WHAT THE TASK REQUIRES - Reproduce the entries in full, with no changes.

EXERCISE INPUT -

=== Section Start ===

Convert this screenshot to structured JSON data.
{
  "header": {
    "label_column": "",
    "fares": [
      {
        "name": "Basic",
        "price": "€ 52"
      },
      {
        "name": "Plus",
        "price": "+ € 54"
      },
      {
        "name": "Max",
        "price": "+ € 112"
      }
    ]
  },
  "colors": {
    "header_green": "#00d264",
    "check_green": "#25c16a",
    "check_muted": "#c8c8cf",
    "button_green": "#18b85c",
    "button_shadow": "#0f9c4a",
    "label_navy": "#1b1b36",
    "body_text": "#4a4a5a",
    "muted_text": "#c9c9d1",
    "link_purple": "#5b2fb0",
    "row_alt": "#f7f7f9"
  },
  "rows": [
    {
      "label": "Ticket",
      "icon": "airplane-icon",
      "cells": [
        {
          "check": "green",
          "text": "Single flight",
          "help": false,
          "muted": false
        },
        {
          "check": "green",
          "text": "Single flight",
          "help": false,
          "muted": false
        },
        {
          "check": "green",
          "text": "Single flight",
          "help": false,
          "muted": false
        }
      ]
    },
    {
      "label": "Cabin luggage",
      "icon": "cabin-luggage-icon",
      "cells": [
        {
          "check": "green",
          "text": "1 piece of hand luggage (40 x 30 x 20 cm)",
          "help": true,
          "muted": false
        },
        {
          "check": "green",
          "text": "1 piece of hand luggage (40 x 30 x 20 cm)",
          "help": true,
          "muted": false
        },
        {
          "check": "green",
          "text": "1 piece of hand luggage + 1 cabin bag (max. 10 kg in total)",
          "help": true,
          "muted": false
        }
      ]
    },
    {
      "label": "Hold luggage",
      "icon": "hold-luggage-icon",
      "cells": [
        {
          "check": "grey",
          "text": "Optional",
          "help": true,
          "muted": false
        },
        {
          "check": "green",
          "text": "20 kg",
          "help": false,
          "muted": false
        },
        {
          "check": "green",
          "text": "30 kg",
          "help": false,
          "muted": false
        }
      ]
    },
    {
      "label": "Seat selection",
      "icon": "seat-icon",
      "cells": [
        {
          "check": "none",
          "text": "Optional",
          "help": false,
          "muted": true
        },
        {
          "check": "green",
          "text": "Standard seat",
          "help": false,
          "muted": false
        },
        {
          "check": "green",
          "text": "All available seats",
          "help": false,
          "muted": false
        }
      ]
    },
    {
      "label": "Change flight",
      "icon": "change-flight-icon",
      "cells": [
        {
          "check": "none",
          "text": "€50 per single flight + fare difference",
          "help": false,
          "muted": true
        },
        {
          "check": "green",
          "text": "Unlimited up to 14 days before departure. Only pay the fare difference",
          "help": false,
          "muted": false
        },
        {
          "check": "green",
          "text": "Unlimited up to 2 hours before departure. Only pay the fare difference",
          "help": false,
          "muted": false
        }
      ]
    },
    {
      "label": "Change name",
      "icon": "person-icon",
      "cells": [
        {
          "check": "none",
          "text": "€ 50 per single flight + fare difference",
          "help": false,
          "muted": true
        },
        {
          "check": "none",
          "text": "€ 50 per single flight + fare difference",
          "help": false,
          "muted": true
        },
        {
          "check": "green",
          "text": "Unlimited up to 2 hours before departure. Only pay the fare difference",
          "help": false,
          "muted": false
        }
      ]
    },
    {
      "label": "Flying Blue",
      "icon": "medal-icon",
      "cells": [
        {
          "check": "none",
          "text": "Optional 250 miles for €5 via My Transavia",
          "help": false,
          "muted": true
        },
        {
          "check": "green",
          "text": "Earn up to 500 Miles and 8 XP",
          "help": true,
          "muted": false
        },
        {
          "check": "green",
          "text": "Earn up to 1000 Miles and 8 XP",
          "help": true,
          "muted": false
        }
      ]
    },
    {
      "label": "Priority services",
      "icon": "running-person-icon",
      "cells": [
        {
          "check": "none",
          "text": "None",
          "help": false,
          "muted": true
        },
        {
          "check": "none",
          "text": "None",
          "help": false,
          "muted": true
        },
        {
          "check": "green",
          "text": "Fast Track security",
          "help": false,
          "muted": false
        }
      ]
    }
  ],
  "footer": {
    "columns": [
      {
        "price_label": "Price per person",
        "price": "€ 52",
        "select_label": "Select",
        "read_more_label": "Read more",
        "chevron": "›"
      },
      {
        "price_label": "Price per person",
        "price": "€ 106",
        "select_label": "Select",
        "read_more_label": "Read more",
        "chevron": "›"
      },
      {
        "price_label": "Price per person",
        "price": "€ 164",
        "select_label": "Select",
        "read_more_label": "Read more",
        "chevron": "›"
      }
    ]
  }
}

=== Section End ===

RESPONSE FOR THIS EXERCISE -
Convert this screenshot to structured JSON data.
{
  "header": {
    "label_column": "",
    "fares": [
      {
        "name": "Basic",
        "price": "€ 52"
      },
      {
        "name": "Plus",
        "price": "+ € 54"
      },
      {
        "name": "Max",
        "price": "+ € 112"
      }
    ]
  },
  "colors": {
    "header_green": "#00d264",
    "check_green": "#25c16a",
    "check_muted": "#c8c8cf",
    "button_green": "#18b85c",
    "button_shadow": "#0f9c4a",
    "label_navy": "#1b1b36",
    "body_text": "#4a4a5a",
    "muted_text": "#c9c9d1",
    "link_purple": "#5b2fb0",
    "row_alt": "#f7f7f9"
  },
  "rows": [
    {
      "label": "Ticket",
      "icon": "airplane-icon",
      "cells": [
        {
          "check": "green",
          "text": "Single flight",
          "help": false,
          "muted": false
        },
        {
          "check": "green",
          "text": "Single flight",
          "help": false,
          "muted": false
        },
        {
          "check": "green",
          "text": "Single flight",
          "help": false,
          "muted": false
        }
      ]
    },
    {
      "label": "Cabin luggage",
      "icon": "cabin-luggage-icon",
      "cells": [
        {
          "check": "green",
          "text": "1 piece of hand luggage (40 x 30 x 20 cm)",
          "help": true,
          "muted": false
        },
        {
          "check": "green",
          "text": "1 piece of hand luggage (40 x 30 x 20 cm)",
          "help": true,
          "muted": false
        },
        {
          "check": "green",
          "text": "1 piece of hand luggage + 1 cabin bag (max. 10 kg in total)",
          "help": true,
          "muted": false
        }
      ]
    },
    {
      "label": "Hold luggage",
      "icon": "hold-luggage-icon",
      "cells": [
        {
          "check": "grey",
          "text": "Optional",
          "help": true,
          "muted": false
        },
        {
          "check": "green",
          "text": "20 kg",
          "help": false,
          "muted": false
        },
        {
          "check": "green",
          "text": "30 kg",
          "help": false,
          "muted": false
        }
      ]
    },
    {
      "label": "Seat selection",
      "icon": "seat-icon",
      "cells": [
        {
          "check": "none",
          "text": "Optional",
          "help": false,
          "muted": true
        },
        {
          "check": "green",
          "text": "Standard seat",
          "help": false,
          "muted": false
        },
        {
          "check": "green",
          "text": "All available seats",
          "help": false,
          "muted": false
        }
      ]
    },
    {
      "label": "Change flight",
      "icon": "change-flight-icon",
      "cells": [
        {
          "check": "none",
          "text": "€50 per single flight + fare difference",
          "help": false,
          "muted": true
        },
        {
          "check": "green",
          "text": "Unlimited up to 14 days before departure. Only pay the fare difference",
          "help": false,
          "muted": false
        },
        {
          "check": "green",
          "text": "Unlimited up to 2 hours before departure. Only pay the fare difference",
          "help": false,
          "muted": false
        }
      ]
    },
    {
      "label": "Change name",
      "icon": "person-icon",
      "cells": [
        {
          "check": "none",
          "text": "€ 50 per single flight + fare difference",
          "help": false,
          "muted": true
        },
        {
          "check": "none",
          "text": "€ 50 per single flight + fare difference",
          "help": false,
          "muted": true
        },
        {
          "check": "green",
          "text": "Unlimited up to 2 hours before departure. Only pay the fare difference",
          "help": false,
          "muted": false
        }
      ]
    },
    {
      "label": "Flying Blue",
      "icon": "medal-icon",
      "cells": [
        {
          "check": "none",
          "text": "Optional 250 miles for €5 via My Transavia",
          "help": false,
          "muted": true
        },
        {
          "check": "green",
          "text": "Earn up to 500 Miles and 8 XP",
          "help": true,
          "muted": false
        },
        {
          "check": "green",
          "text": "Earn up to 1000 Miles and 8 XP",
          "help": true,
          "muted": false
        }
      ]
    },
    {
      "label": "Priority services",
      "icon": "running-person-icon",
      "cells": [
        {
          "check": "none",
          "text": "None",
          "help": false,
          "muted": true
        },
        {
          "check": "none",
          "text": "None",
          "help": false,
          "muted": true
        },
        {
          "check": "green",
          "text": "Fast Track security",
          "help": false,
          "muted": false
        }
      ]
    }
  ],
  "footer": {
    "columns": [
      {
        "price_label": "Price per person",
        "price": "€ 52",
        "select_label": "Select",
        "read_more_label": "Read more",
        "chevron": "›"
      },
      {
        "price_label": "Price per person",
        "price": "€ 106",
        "select_label": "Select",
        "read_more_label": "Read more",
        "chevron": "›"
      },
      {
        "price_label": "Price per person",
        "price": "€ 164",
        "select_label": "Select",
        "read_more_label": "Read more",
        "chevron": "›"
      }
    ]
  }
}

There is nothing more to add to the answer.